• EXERCISE: Copy the line with "Parse this screenshot: output" and all lines following it through the last line of the entries, exactly as written.

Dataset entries
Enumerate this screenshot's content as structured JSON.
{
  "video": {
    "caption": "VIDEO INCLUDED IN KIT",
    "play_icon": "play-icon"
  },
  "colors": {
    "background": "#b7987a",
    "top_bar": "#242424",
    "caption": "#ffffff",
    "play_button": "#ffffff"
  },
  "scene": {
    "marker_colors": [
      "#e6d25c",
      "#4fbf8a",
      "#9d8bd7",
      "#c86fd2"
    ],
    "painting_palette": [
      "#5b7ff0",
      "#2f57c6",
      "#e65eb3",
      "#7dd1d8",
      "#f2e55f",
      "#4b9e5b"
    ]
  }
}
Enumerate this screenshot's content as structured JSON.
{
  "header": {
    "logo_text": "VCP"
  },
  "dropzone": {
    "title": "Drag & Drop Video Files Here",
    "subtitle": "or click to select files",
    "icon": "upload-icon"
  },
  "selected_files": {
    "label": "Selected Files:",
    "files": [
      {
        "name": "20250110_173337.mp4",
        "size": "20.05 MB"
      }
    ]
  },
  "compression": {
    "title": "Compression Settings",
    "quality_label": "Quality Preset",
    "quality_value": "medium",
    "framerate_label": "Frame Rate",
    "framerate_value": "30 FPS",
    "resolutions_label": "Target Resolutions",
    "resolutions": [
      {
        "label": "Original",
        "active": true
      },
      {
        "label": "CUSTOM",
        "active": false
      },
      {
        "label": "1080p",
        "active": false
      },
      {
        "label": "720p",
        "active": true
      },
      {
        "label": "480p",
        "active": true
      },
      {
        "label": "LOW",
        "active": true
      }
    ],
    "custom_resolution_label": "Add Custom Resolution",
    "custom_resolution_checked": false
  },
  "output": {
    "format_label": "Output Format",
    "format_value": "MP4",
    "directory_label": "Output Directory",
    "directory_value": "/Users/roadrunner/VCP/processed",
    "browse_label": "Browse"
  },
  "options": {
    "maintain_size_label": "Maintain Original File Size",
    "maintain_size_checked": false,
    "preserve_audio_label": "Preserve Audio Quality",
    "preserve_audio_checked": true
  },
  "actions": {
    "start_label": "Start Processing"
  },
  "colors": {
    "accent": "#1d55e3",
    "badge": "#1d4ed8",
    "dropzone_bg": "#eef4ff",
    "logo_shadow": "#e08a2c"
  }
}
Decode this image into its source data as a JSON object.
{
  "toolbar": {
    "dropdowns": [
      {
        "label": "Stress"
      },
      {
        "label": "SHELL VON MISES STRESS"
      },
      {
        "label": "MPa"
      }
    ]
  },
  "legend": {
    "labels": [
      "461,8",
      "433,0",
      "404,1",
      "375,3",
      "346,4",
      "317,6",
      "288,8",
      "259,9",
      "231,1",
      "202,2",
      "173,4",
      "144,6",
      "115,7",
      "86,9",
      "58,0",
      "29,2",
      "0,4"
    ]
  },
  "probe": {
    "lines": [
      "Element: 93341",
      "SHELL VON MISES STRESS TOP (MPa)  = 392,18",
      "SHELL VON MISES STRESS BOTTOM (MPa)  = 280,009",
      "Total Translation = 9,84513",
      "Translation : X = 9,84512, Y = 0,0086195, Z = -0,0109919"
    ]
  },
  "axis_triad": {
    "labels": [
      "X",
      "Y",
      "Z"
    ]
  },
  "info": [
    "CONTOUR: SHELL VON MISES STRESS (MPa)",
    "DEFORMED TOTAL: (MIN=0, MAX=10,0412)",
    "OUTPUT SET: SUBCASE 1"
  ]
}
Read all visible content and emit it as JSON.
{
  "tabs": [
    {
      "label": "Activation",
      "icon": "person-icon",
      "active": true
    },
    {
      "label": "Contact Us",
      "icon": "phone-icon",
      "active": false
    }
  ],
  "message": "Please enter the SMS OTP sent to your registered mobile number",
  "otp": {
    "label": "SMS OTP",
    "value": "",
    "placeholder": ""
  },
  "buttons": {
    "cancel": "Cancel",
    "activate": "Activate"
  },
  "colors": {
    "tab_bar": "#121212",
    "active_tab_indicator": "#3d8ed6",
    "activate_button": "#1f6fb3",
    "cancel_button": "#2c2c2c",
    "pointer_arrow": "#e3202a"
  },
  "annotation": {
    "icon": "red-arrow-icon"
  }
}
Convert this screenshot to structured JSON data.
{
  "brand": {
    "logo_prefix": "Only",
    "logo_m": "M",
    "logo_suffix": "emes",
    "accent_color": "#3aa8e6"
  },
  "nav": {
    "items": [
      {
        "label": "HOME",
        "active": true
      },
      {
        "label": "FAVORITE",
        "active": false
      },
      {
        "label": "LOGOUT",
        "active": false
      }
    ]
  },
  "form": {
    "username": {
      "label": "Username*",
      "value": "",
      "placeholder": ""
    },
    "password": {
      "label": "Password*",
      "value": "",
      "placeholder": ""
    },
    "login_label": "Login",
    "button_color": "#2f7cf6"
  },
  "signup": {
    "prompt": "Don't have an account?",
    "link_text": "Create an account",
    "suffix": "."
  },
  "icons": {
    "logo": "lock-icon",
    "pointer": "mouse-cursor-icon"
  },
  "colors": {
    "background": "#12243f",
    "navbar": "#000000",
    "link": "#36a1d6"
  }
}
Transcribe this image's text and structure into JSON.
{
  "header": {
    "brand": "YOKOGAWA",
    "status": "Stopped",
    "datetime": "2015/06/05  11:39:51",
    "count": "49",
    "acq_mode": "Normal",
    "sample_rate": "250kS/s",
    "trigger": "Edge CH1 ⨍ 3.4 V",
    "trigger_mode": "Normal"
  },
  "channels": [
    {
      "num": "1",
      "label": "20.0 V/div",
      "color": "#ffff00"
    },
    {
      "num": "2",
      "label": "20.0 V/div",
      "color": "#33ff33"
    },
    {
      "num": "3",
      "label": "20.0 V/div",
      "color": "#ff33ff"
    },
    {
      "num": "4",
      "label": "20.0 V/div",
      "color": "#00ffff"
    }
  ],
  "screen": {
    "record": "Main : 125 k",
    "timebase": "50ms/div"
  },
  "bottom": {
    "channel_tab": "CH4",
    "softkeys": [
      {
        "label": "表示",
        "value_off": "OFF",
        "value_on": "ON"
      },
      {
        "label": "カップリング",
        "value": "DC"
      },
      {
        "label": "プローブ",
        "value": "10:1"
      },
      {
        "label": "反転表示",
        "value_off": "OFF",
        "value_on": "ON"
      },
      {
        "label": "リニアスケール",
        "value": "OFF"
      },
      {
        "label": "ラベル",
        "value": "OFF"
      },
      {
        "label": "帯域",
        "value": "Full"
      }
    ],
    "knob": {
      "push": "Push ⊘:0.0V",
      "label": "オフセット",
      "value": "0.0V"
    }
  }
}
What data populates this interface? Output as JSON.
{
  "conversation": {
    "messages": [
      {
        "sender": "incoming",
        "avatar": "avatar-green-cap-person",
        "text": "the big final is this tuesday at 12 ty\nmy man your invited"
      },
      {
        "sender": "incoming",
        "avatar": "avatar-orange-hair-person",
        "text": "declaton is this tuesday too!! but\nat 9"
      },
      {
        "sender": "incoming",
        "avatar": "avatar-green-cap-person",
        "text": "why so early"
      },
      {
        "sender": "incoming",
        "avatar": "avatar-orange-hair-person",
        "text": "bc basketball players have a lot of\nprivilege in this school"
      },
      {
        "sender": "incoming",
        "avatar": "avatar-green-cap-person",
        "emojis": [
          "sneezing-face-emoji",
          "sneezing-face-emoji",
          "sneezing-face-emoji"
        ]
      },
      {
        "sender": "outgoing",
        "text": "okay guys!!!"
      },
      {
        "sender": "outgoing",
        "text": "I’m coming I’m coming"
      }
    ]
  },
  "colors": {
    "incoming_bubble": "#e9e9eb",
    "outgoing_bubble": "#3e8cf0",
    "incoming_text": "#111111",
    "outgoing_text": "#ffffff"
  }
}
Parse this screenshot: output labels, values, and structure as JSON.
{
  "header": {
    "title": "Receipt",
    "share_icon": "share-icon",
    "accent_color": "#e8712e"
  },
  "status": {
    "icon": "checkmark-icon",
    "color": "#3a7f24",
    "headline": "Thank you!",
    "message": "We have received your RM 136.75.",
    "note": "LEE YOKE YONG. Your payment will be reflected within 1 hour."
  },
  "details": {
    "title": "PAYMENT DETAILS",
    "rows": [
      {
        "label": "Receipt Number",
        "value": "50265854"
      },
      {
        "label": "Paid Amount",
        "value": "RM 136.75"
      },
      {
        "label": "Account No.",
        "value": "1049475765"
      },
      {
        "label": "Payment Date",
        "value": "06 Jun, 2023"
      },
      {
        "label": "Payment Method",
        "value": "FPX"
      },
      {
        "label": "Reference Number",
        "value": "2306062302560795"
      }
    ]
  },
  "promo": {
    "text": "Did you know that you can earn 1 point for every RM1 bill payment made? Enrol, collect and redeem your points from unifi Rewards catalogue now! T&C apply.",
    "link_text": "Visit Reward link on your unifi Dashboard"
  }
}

• RESULT:
Parse this screenshot: output labels, values, and structure as JSON.
{
  "header": {
    "title": "Receipt",
    "share_icon": "share-icon",
    "accent_color": "#e8712e"
  },
  "status": {
    "icon": "checkmark-icon",
    "color": "#3a7f24",
    "headline": "Thank you!",
    "message": "We have received your RM 136.75.",
    "note": "LEE YOKE YONG. Your payment will be reflected within 1 hour."
  },
  "details": {
    "title": "PAYMENT DETAILS",
    "rows": [
      {
        "label": "Receipt Number",
        "value": "50265854"
      },
      {
        "label": "Paid Amount",
        "value": "RM 136.75"
      },
      {
        "label": "Account No.",
        "value": "1049475765"
      },
      {
        "label": "Payment Date",
        "value": "06 Jun, 2023"
      },
      {
        "label": "Payment Method",
        "value": "FPX"
      },
      {
        "label": "Reference Number",
        "value": "2306062302560795"
      }
    ]
  },
  "promo": {
    "text": "Did you know that you can earn 1 point for every RM1 bill payment made? Enrol, collect and redeem your points from unifi Rewards catalogue now! T&C apply.",
    "link_text": "Visit Reward link on your unifi Dashboard"
  }
}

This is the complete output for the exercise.